Looking at current architectural photography, I invariably look back to the photography of Bernd and Hilla Becher. Regarded as one of the originators of the new topographic photography movement they detailed architectural design elements in their distinctive style. Objectifying to the point of classifying they produced shadowless pieces of art which uniformly show all of the nuances of functional design in the modern West. These images are from Pit Heads around Britain – mostly Wales – circa 1974.
One of my anticipated tasks this year is to photograph the interior of Project Home’s development of the Oatsroyd Mill apartments. Seen here from the outside the space is one long ‘room’ until it’s cut into the living quarters. The interior shot below is set up so that we can take the shot from the same position and make one half as the finished living space.
One of my influences is the photography of Mark Power. His work has a brilliant simplicity and, rather than go into a narrow focus on architectural detail, pulls back to show a more contextual approach. Here the parts of the A380 Airbus (his series on the construction of the French aeroplane, 2008) contrasts exquistly with the colourless ceiling and the myriad of lines which in turn has the effect of making these heavy plane parts seem as if they are just light objects dangling as if from a mobile. It’s a great juxtaposition which is achieved by looking at ojects from a wider view.
I spotted this lonely tomato on our glass stand today. Used my Hipsta iPhone app to take a quick shot as there was just something so simple about the arrangement against the glass pattern. What a pungent red too which the black, white and grey really accentuate. Tasty tomato, as well.
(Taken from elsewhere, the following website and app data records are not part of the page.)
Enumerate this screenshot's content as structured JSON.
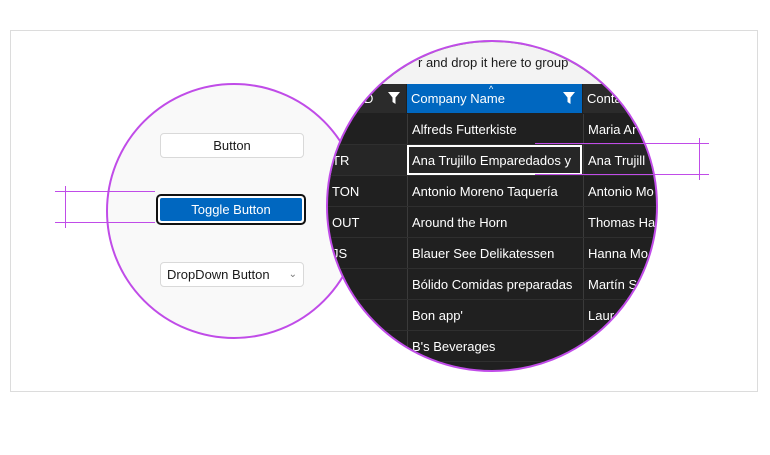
{
  "controls": {
    "button_label": "Button",
    "toggle_label": "Toggle Button",
    "dropdown_label": "DropDown Button"
  },
  "grid": {
    "group_panel_text": "r and drop it here to group",
    "columns": [
      {
        "label": "D"
      },
      {
        "label": "Company Name"
      },
      {
        "label": "Conta"
      }
    ],
    "rows": [
      {
        "id": "",
        "company": "Alfreds Futterkiste",
        "contact": "Maria Ar"
      },
      {
        "id": "TR",
        "company": "Ana Trujillo Emparedados y",
        "contact": "Ana Trujill"
      },
      {
        "id": "TON",
        "company": "Antonio Moreno Taquería",
        "contact": "Antonio Mo"
      },
      {
        "id": "OUT",
        "company": "Around the Horn",
        "contact": "Thomas Ha"
      },
      {
        "id": "JS",
        "company": "Blauer See Delikatessen",
        "contact": "Hanna Mo"
      },
      {
        "id": "",
        "company": "Bólido Comidas preparadas",
        "contact": "Martín S"
      },
      {
        "id": "",
        "company": "Bon app'",
        "contact": "Laure"
      },
      {
        "id": "",
        "company": "B's Beverages",
        "contact": ""
      }
    ]
  },
  "colors": {
    "accent": "#0067c0",
    "highlight_ring": "#c04ce8",
    "grid_background": "#202020"
  }
}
I love Mackintosh’s work. It’s not just because he was so ahead of his time and so unique but the form of his work just makes you think about how it should be viewed. It is ultra modern yet classic so difficult to photograph in situ. I like these shots as they reduce it down to the simple form. First with some simple colour and lighting and then to a continous, monochromatic format to just let you marvel at the beautiful crafting of these wonderful objects. Simple is sometime the best approach.